Monolith phone companies are now trying to re-structure
themselves to become nimble-footed so as to develop and market
products and services. High-speed data access is forecast to grow at an almost
100 percent rate, especially in the small business and home segment. It is
estimated that high-speed access providers will have about 15 million
subscribers by the end of this year in the US. And sale of high-speed modems
will be above $4.5 billion by the end of next year.
Inefficient state monopoly carriers have historically charged
high prices and are now being forced to transform.
Suddenly, there are too many countries allowing competition
in basic voice services. Everybody is setting up pan-continent networks and
getting into international tie-ups for continent-wide services. This in spite of
market shares of these PTTs coming down, and they been forced to slash prices
drastically. Though the future of callback and international simple resale
companies is itself under question with IP telephony gaining extremely fast
popularity, the emerging truth is that market forces, rather than government
regulations, are becoming the guiding force for communication service providers
Ambitions in this area have been high and motives noble. Yet,
there is still a long way to go as far as utilizing satellites for personal
communications is concerned. Global Mobile Personal Communication Services (GMPCS)
via satellite was said to be the answer to the limitations associated with
terrestrial networks. It was said that out of the 1.5 billion homes worldwide,
only 500 million had telephone service, 50 million were waiting for services,
and 250 million could not afford service. Over 50 percent of world population do
not even have access to a telephone.
It is believed that over 50 GMPCS service providers, with
over 2,000 satellites during the next ten years, and an investment of about $140
billion (about $25 billion already invested) would have taken care of a lot of
the unmet demand for messaging, narrowband, and broadband telecom services.
However, everybody knows the status of GMPCS today. Major
obstacles continue–technical impediments, signal interference, sound quality
and security issues, country specific regulatory issues, marketing and pricing
issues, etc.
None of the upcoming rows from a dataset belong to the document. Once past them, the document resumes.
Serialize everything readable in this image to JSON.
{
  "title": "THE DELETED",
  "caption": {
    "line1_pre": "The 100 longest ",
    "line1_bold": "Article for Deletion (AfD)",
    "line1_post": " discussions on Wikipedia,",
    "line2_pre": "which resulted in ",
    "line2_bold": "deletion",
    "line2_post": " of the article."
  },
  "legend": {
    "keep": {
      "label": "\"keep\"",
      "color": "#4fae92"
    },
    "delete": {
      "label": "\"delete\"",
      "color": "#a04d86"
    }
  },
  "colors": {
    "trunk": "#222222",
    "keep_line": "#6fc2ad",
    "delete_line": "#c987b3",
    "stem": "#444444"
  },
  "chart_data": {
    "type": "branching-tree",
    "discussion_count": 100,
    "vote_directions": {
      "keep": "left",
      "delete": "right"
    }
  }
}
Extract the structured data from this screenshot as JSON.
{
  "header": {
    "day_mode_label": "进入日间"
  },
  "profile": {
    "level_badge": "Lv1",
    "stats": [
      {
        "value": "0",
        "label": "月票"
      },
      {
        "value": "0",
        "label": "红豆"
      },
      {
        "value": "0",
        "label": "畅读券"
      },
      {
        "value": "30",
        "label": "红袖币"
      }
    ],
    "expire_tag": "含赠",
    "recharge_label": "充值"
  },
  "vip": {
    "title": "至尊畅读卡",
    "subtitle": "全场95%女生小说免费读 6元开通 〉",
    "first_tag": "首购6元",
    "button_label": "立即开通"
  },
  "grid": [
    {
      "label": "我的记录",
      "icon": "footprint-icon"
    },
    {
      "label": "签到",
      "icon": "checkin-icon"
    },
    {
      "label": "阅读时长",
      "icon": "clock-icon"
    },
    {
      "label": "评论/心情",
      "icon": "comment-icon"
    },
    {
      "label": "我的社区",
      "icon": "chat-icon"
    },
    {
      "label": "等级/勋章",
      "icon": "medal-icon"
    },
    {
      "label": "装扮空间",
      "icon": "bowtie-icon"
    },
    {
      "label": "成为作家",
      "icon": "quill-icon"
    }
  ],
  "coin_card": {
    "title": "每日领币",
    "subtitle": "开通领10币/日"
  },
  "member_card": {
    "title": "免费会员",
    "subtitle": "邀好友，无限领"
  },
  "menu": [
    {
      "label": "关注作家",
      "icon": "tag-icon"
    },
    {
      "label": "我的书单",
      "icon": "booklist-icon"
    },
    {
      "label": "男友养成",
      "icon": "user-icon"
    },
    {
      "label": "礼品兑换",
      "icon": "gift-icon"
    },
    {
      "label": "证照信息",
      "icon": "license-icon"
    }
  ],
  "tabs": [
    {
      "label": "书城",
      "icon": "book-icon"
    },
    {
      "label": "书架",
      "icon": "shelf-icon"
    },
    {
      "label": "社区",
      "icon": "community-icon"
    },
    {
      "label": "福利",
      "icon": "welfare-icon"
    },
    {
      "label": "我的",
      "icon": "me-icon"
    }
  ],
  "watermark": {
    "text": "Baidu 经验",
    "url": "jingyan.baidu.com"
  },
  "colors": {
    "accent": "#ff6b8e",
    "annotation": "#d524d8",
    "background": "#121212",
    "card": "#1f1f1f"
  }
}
And there seems to be no solution in sight even though the original
propagators of this technology refuse to give up.
Telcos, cable TV companies, ISPs, and other network providers
are bringing broadband services to business and residential customers. In the
commercial segment the growth in demand for new fibre or copper is curtailed
primarily because these large users have completed most of their initial
installation. Again, in offices, fibre is increasingly the backbone of choice,
since only fibre is capable of supporting the aggregated bandwidth requirement.
However, technology developments in copper UTP make fibre-to-the-desk (FTTD) an
uneconomical option. According to reports, FTTD will not be there in the next 5
years. Fibre is very popular in campus networking, and will continue to be so.
In the small business and home segment, due to the growing
popularity of Internet and various services associated with it, demand for more
bandwidth is on the upswing. For the single family homes, its still UTP and
co-ax which is ruling the roost, again because of their cost and increasing
capabilities. In the multi-dwelling units (apartment type), it will be a mix of
copper and fibre. Inside the apartment, copper is being used, and for the
apartment backbone (which is much simpler than a commercial building backbone)
both copper and fibre are being used.
The total market for premise cabling is expected to go up from $2.2 billion
in 1998 to $5.6 billion by 2004. The business premise cabling will be a bigger
market, the growth will be much higher for the home segment. By 2004, the home
segment will be as much as 38 percent of total cabling market compared to less
than 3 percent in 1998. In the commercial segment, the cable distributors and
cable designers will continue to influence buying decisions. In the home
segment, distributors of home cabling products have had very few products. Now
LAN implementers and electrical contractors are aggressively getting into